By Menchu Aquino Sarmiento
The utility man Nelson told me he had to leave early that day. It was the campaign season and their Barangay Captain needed him to attend a meeting. Cap had even gone by his house earlier to remind him. Nelson was obviously pleased to be recognized by a public official, the most powerful personage in their little community of informal settlers. Every few years, during elections, his presence counted for something. There were perks, of course, cash being foremost, as well as invitations to festivities. But from his blissful expression, it was clear that for Nelson, it was the being singled out by the Barangay Captain which mattered the most.
“Everyone is worth talking to,” the actress and political activist Bibeth Orteza emphasized during a TVUP webinar on political literacy titled “Over-Entertained and Under-Informed.” Many voters do not overthink political platforms, socio-economic issues, or even a candidate’s character, qualifications and track record. Orteza advices us to start with our own immediate circles of influence, i.e., our family and household members. It is worthwhile to find out why our kasambahay or even our suki sa palengke have decided, or are yet undecided for whom to cast their sacred votes.
Journalist Vergel Santos of the Center for Media Freedom and Responsibility was adamant that despite their numbers, the poor are not to blame for the course steered by the ship of state. Generations of poverty are unconducive to the subtleties of critical thought or informed choice. Years ago, I witnessed how the armed overseers at an hacienda, herded the plantation workers and their families into the same trucks which were used for hauling sugar cane. They were then taken to the polling precinct with instructions to vote according to the landlord’s pleasure. Failure to obey meant being summarily thrown out of their huts, jobless and homeless and probably beaten to a pulp as well. Political dynasties and warlordism continue to thrive.
For those of us fortunate enough to have full WiFi and access to social media, the great divide is heightened by “Smart Shaming.” Bad English grammar, factual and spelling errors are mercilessly mocked, and names like taboga (tanga-bobo-gago) applied. That’s not what radical love is. Difficult as it might be, we must resist the impulse to ridicule or to argue with the others, but be the bigger person instead. Besides, by ignoring, or blocking and reporting the obvious trolls, we ensure that they don’t get paid.
A UP College of Mass Comm professor reminded his students to infuse kiliti into their writing to appeal to a broader audience. In terms of political campaigns, the strategist Alan German sums up the essentials of messaging into the acronym DEAN which stands for: delight-entertain-amuse-(make some) noise. “Why are we Filipinos so shallow?” lamented the late F. Sionil Jose, a National Artist for Literature. Our elections’ carnival atmosphere may dismay those who want voters to take politics seriously but that may just not be the way we are. Being a newbie democracy, like a teenager, our national identity is still unclear. Come May, we take another step towards our journey into nationhood and defining ourselves as a people.

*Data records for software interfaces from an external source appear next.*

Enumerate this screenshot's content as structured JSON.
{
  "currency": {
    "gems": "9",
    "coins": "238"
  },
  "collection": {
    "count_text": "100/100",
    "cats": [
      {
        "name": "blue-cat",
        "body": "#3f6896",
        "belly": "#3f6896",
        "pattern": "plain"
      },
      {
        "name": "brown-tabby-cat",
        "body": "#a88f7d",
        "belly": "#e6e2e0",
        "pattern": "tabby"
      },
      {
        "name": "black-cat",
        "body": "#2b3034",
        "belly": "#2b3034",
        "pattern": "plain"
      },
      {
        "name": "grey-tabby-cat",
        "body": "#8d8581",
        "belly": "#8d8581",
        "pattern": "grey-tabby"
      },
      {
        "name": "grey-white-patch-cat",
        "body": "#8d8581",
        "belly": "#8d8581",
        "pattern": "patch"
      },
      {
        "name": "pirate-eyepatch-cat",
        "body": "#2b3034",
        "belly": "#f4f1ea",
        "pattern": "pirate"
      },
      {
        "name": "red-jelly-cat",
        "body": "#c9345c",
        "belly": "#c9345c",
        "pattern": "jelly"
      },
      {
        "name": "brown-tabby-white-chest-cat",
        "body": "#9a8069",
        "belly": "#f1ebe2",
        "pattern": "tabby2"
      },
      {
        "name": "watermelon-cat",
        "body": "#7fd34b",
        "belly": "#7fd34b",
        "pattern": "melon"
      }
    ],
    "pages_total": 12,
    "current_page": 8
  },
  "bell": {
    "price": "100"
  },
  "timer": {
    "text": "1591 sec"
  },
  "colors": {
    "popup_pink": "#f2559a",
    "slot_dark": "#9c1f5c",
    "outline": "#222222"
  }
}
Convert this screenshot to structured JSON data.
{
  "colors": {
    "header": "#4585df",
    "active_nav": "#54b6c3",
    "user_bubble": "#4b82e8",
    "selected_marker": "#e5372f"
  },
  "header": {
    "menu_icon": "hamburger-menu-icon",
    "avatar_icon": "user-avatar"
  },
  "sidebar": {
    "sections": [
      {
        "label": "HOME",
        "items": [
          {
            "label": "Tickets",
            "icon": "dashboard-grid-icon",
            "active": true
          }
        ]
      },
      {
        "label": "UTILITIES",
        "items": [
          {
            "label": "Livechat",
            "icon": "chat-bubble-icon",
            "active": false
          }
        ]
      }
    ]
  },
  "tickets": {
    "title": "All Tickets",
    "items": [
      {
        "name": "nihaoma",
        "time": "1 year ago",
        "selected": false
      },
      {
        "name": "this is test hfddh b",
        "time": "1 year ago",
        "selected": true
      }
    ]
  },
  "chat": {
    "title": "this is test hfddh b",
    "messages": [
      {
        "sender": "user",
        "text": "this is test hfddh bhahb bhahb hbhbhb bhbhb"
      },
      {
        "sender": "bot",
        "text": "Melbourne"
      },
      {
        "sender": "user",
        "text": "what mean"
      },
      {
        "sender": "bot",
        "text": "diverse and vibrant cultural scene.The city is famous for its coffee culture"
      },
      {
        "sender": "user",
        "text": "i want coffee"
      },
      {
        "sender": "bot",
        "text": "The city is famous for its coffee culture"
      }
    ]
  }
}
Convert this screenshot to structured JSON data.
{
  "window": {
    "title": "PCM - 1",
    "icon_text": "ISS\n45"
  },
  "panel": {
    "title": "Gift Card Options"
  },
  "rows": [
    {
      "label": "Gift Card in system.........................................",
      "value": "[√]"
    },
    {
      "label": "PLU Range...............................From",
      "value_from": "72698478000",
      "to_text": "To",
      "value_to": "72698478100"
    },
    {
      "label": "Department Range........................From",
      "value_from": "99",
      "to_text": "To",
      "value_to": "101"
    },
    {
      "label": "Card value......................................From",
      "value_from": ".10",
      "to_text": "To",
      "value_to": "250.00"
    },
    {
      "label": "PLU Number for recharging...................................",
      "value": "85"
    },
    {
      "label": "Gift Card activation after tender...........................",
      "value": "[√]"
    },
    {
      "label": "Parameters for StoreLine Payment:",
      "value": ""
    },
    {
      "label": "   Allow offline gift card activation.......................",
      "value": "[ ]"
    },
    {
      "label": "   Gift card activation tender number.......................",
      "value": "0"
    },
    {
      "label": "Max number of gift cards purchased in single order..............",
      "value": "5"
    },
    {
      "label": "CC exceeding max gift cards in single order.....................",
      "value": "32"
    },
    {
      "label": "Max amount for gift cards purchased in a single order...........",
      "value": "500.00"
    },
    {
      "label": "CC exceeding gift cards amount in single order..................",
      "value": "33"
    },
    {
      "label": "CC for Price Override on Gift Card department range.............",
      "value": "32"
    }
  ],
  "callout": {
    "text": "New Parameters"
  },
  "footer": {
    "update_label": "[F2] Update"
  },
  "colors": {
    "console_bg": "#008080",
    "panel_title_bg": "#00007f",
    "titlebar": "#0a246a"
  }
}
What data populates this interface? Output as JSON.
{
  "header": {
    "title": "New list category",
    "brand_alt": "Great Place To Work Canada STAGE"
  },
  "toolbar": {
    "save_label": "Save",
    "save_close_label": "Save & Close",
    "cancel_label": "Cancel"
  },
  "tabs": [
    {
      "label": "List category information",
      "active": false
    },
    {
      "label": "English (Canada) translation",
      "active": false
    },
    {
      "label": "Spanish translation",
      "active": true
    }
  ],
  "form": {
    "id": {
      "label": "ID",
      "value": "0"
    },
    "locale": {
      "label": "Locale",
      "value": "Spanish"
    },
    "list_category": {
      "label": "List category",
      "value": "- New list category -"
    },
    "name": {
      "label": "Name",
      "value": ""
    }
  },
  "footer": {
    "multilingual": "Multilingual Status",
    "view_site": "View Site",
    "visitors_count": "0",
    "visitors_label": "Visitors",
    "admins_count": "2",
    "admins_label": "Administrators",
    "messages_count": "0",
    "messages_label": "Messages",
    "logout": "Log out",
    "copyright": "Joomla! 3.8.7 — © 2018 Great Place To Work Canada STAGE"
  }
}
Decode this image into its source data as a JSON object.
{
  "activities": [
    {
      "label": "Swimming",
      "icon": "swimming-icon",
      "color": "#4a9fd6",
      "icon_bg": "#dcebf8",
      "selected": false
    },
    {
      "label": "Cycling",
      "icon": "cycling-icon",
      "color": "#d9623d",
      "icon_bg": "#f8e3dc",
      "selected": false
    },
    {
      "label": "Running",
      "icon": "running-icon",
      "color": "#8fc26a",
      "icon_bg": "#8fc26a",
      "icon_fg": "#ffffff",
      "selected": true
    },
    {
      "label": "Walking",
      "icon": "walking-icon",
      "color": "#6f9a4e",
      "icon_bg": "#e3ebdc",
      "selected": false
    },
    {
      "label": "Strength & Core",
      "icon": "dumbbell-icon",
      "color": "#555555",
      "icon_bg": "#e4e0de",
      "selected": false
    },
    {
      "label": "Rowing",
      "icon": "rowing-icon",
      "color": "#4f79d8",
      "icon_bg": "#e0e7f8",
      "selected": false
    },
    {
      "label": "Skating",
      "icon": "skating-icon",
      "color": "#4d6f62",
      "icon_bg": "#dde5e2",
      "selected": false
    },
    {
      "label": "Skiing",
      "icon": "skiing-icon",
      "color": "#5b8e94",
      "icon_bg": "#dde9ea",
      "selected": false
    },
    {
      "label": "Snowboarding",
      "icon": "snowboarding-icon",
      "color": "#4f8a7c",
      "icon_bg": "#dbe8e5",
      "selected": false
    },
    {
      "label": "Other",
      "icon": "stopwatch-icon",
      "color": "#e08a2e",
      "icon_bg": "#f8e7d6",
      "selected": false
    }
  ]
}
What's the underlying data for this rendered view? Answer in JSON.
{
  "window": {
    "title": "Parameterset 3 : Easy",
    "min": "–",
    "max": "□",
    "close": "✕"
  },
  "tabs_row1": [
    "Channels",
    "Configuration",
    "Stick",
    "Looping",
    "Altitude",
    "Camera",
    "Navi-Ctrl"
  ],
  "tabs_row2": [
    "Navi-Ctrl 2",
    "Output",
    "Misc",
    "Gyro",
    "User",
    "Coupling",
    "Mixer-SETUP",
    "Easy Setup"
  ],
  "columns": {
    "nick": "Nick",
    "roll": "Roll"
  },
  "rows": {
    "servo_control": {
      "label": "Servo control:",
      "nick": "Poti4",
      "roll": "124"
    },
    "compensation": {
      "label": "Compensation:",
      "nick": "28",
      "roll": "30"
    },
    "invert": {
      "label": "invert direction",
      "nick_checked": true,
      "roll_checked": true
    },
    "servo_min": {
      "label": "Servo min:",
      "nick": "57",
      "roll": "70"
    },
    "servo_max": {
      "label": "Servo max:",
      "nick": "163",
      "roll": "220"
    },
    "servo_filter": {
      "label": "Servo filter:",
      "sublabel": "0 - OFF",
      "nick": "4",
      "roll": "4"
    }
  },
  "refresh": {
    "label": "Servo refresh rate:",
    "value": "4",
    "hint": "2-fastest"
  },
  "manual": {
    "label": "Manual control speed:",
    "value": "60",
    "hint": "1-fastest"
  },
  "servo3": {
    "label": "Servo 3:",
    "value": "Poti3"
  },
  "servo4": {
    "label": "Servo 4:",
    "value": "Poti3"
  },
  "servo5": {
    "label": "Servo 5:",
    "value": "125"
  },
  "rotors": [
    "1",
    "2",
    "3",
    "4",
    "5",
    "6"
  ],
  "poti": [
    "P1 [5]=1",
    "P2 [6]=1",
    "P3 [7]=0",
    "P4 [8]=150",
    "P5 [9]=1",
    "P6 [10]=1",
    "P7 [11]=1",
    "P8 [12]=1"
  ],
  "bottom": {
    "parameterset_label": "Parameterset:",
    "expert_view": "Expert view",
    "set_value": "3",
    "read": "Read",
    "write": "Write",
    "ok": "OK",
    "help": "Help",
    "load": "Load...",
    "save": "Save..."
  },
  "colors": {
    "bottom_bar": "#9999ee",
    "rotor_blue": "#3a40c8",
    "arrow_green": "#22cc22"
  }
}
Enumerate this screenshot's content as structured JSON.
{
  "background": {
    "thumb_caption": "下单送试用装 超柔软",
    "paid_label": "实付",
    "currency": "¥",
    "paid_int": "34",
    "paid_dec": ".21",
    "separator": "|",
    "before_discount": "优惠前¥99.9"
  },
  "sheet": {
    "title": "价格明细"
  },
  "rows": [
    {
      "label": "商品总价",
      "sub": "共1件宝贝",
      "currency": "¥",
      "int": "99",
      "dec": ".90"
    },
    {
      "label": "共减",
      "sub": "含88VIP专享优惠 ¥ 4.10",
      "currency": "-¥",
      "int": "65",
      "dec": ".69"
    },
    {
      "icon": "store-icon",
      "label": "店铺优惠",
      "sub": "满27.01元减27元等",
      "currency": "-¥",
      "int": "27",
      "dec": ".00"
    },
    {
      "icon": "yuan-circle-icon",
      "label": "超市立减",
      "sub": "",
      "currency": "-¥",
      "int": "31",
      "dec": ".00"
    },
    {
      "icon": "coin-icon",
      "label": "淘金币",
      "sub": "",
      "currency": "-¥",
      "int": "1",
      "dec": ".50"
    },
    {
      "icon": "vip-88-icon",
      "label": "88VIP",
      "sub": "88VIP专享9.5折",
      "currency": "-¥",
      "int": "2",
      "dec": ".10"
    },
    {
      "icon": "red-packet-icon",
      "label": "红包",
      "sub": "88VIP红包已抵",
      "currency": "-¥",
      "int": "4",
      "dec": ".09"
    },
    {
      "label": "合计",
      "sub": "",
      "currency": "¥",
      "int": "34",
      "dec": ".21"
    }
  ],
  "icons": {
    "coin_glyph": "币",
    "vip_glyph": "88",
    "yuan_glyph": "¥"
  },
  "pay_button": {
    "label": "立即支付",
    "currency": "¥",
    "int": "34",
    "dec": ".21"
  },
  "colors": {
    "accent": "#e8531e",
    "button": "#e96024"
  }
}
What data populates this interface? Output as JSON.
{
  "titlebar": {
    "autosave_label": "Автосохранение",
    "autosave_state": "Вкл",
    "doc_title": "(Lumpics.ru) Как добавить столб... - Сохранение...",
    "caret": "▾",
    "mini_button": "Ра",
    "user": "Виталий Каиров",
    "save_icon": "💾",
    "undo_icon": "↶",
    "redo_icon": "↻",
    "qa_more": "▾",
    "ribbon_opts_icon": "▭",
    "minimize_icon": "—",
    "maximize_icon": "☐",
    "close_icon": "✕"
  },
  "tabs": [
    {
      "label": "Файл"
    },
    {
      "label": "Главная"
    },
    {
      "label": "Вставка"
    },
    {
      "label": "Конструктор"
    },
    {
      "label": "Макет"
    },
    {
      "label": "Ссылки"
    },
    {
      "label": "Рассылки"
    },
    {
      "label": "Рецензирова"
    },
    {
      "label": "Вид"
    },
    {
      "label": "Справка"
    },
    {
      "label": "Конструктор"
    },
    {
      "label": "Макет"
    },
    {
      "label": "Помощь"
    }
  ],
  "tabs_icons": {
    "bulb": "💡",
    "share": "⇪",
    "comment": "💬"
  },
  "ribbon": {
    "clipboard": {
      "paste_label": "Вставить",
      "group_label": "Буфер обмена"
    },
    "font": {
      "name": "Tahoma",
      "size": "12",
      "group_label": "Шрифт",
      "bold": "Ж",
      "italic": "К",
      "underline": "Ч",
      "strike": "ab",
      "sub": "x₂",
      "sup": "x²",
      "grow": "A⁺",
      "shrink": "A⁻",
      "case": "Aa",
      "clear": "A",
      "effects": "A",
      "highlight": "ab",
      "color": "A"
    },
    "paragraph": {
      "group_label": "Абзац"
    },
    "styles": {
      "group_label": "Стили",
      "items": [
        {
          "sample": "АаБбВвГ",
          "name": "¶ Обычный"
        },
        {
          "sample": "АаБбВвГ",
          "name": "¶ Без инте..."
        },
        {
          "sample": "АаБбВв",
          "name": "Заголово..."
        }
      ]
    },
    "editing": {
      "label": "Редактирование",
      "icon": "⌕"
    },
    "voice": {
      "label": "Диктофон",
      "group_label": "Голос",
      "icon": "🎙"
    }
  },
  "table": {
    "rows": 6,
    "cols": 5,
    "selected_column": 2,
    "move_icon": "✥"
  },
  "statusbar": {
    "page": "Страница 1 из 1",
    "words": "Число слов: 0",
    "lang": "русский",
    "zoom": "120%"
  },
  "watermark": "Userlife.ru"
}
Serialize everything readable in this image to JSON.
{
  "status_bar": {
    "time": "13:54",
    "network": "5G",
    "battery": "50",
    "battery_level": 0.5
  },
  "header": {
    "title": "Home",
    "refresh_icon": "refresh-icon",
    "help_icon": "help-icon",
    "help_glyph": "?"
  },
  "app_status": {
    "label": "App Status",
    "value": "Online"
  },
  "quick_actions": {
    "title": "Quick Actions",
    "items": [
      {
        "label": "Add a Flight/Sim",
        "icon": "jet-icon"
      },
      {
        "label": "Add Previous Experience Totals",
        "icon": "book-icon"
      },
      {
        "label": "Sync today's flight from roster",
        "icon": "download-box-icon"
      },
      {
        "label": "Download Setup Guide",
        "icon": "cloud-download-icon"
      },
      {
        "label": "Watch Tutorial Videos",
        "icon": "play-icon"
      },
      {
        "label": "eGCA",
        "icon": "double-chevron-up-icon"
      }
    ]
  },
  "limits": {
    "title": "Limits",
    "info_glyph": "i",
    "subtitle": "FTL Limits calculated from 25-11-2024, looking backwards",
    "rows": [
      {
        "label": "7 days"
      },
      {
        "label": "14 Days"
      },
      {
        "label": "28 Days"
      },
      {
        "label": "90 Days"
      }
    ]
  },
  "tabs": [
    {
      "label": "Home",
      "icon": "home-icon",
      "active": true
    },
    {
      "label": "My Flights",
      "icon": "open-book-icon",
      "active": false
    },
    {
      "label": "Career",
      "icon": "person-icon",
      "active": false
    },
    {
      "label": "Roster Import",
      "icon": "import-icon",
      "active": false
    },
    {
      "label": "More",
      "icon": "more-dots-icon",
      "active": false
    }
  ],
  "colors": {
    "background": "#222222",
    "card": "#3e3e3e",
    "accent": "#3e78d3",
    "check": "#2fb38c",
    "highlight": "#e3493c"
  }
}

Menchu Aquino Sarmiento is an award-winning writer and a social concerns advocate. IRL (In Real Life) are short verbal pagmumuni-muni, the essay equivalent of fast fiction--but in real life. She really wants more Filipinos to care, and to do something legal and non-violent about it, preferably together, so that we act more like a civilized country, a mature democracy.